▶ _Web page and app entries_
-=-=-

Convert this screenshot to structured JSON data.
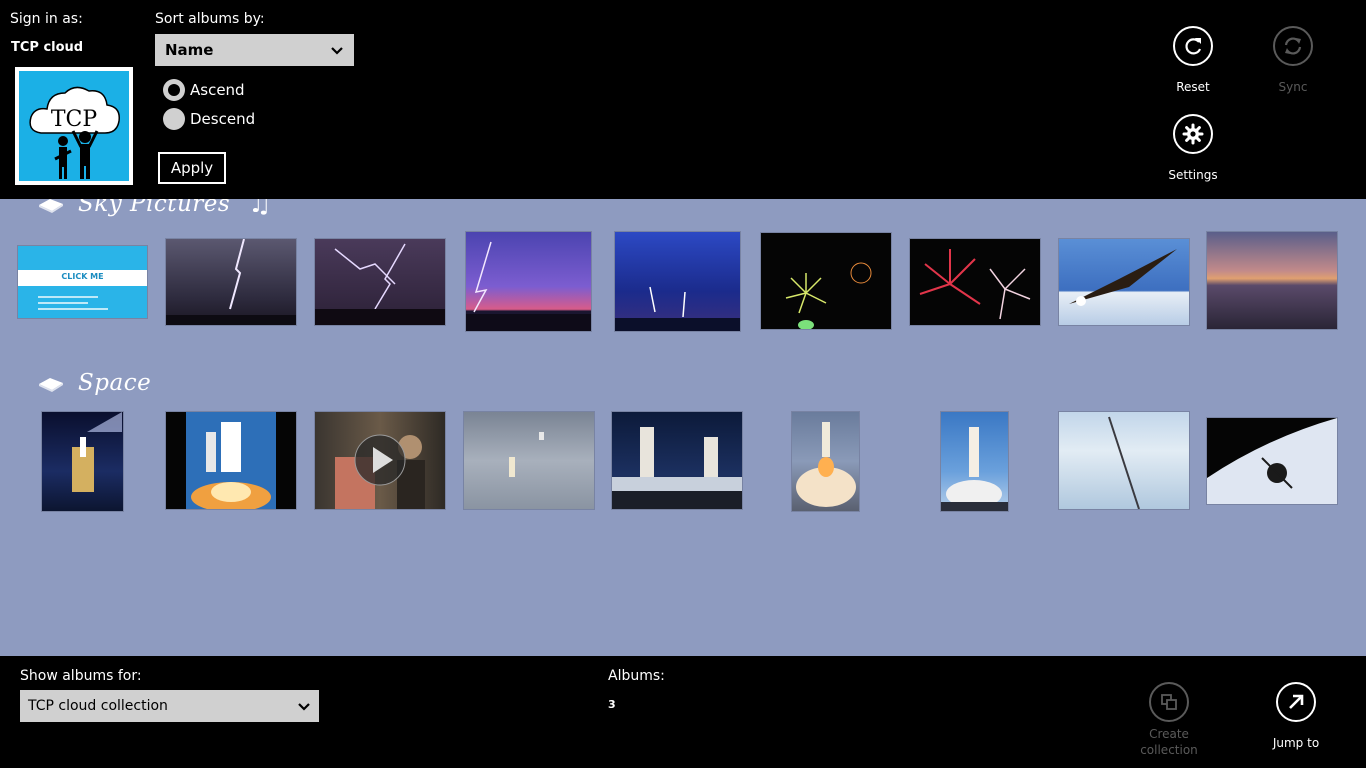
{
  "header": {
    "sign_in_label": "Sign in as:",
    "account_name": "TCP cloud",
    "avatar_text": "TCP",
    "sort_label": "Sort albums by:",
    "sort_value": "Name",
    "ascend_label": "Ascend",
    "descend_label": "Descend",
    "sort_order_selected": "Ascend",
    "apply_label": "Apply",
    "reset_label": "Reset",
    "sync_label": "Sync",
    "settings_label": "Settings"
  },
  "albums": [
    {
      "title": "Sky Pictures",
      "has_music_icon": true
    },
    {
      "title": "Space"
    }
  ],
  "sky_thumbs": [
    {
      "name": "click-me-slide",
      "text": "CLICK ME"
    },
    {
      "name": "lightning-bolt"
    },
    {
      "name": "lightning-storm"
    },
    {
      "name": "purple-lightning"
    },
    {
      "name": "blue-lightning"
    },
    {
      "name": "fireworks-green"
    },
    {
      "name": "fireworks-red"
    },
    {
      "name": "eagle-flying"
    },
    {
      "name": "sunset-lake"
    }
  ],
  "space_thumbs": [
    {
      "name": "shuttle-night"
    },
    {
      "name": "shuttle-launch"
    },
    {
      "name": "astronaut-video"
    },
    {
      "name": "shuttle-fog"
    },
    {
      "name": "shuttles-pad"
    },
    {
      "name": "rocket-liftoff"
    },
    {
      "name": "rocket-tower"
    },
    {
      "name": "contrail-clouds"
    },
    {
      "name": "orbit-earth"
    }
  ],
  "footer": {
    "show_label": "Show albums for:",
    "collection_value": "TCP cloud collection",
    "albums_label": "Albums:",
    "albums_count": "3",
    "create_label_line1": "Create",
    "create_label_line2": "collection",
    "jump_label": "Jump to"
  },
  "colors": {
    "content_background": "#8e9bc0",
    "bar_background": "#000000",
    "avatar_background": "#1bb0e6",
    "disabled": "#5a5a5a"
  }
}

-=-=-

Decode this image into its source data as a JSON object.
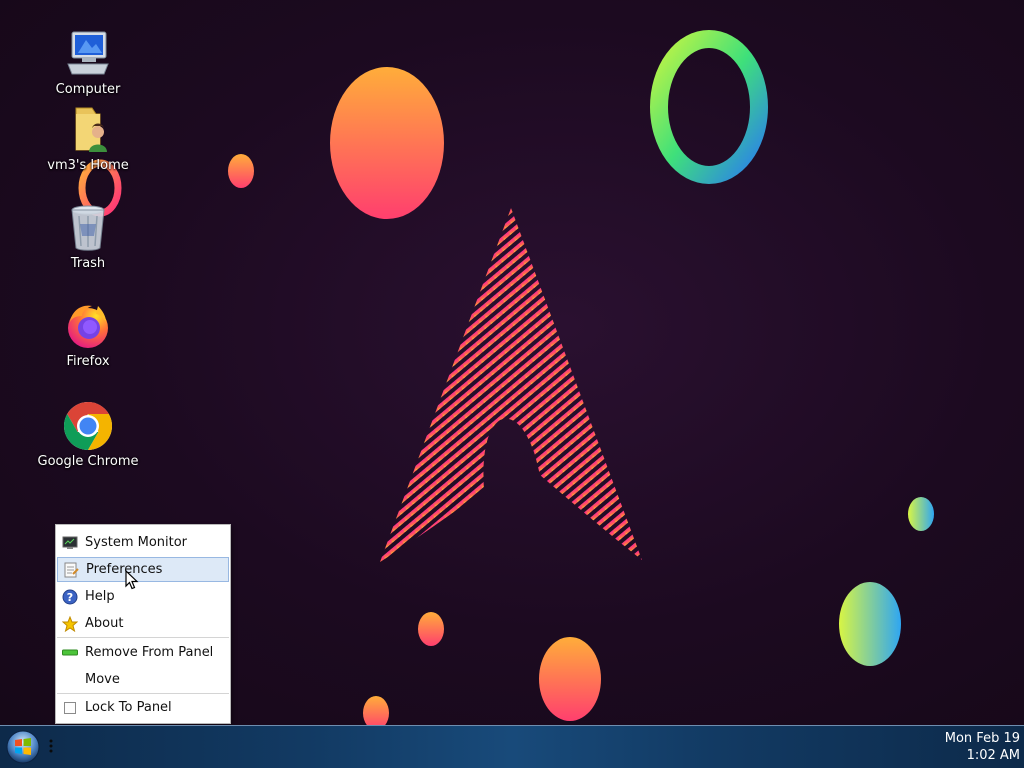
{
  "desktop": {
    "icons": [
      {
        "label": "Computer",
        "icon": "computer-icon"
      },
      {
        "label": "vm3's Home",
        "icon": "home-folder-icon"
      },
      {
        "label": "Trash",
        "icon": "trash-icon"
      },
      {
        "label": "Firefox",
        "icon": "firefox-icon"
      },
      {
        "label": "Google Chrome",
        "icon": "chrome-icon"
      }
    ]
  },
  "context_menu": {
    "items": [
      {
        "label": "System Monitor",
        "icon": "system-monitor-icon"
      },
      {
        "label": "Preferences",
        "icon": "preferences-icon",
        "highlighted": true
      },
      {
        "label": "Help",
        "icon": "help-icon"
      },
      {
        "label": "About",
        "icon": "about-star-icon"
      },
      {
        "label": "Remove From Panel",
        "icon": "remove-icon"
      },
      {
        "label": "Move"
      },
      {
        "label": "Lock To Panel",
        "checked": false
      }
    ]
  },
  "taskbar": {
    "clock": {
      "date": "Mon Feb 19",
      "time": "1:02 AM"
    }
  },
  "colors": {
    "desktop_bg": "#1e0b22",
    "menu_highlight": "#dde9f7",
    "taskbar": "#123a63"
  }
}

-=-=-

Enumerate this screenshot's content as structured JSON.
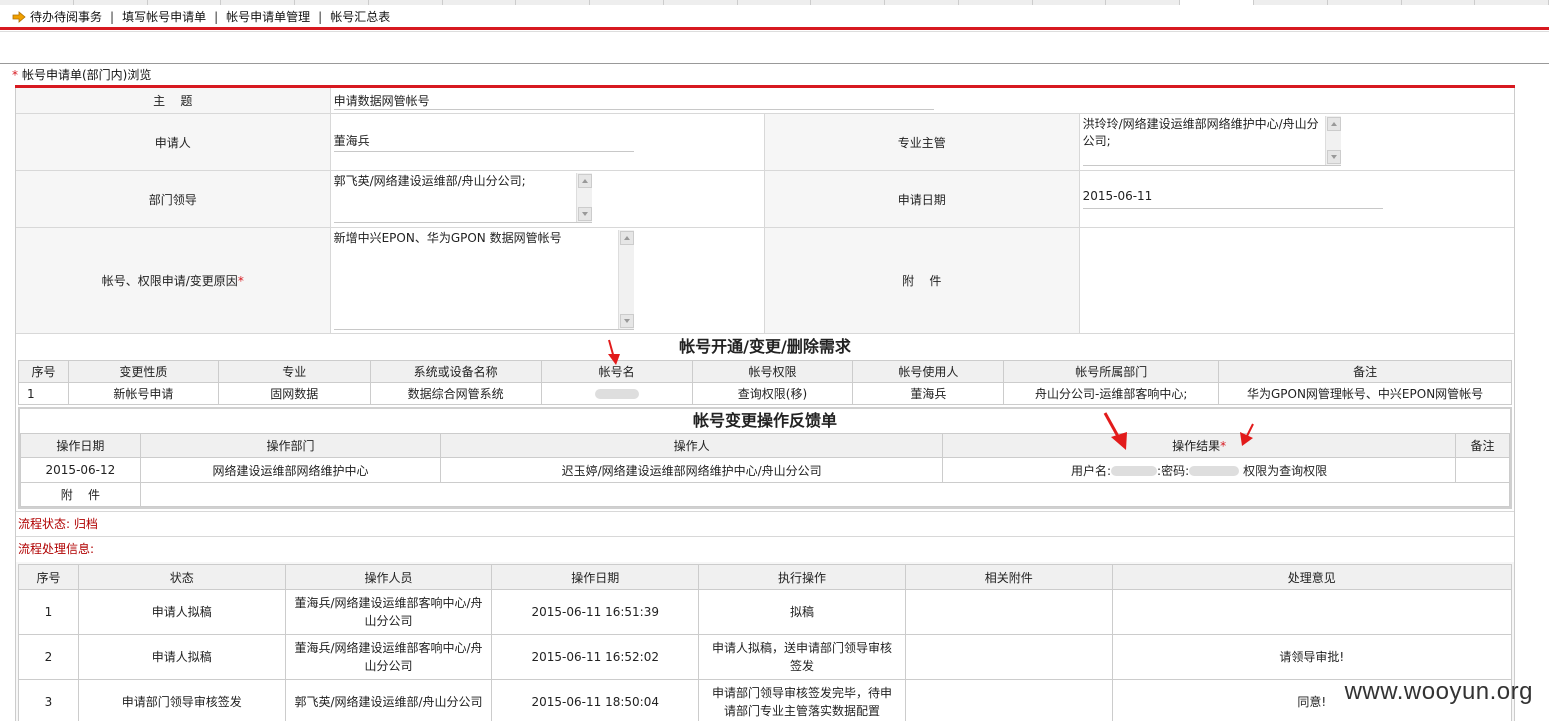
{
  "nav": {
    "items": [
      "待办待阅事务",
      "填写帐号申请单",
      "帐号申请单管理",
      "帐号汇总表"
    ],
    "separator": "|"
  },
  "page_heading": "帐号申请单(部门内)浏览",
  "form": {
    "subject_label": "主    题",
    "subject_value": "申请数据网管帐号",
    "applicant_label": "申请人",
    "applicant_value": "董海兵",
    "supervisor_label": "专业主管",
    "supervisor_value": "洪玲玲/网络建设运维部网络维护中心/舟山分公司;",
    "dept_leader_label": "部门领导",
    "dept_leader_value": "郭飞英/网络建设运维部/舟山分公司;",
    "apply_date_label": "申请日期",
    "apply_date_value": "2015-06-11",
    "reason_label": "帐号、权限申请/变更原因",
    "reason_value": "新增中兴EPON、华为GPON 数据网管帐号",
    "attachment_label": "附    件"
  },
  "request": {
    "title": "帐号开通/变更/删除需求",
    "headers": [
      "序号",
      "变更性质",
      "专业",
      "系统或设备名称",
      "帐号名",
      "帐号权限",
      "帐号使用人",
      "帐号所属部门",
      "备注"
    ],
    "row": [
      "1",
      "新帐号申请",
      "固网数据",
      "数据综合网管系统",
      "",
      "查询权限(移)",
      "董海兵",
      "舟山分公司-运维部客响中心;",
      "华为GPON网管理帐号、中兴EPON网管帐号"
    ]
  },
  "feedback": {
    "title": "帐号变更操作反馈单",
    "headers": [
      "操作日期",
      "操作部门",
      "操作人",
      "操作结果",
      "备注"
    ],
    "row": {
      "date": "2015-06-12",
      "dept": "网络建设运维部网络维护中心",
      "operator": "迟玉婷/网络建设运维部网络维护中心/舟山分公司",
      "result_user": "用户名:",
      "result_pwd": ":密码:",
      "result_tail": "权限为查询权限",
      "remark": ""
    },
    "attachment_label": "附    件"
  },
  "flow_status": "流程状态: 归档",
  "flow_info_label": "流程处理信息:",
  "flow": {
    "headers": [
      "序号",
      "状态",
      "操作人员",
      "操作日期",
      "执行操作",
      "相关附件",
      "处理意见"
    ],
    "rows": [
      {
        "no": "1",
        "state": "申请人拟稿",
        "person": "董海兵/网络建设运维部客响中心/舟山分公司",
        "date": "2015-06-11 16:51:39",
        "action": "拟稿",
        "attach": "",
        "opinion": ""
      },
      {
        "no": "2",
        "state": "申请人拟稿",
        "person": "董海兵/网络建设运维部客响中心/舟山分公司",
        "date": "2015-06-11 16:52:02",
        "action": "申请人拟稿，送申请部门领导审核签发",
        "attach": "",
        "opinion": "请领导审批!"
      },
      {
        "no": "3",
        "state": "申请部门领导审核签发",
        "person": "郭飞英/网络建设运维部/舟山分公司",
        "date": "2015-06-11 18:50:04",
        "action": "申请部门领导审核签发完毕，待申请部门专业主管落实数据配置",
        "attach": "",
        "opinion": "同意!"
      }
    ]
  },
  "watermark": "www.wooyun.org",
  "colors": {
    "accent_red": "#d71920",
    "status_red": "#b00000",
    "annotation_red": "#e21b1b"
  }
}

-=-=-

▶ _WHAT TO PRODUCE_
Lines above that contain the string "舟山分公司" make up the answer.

▶ _ANSWER TO THE PROBLEM_
    "supervisor_value": "洪玲玲/网络建设运维部网络维护中心/舟山分公司;",
    "dept_leader_value": "郭飞英/网络建设运维部/舟山分公司;",
      "舟山分公司-运维部客响中心;",
      "operator": "迟玉婷/网络建设运维部网络维护中心/舟山分公司",
        "person": "董海兵/网络建设运维部客响中心/舟山分公司",
        "person": "董海兵/网络建设运维部客响中心/舟山分公司",
        "person": "郭飞英/网络建设运维部/舟山分公司",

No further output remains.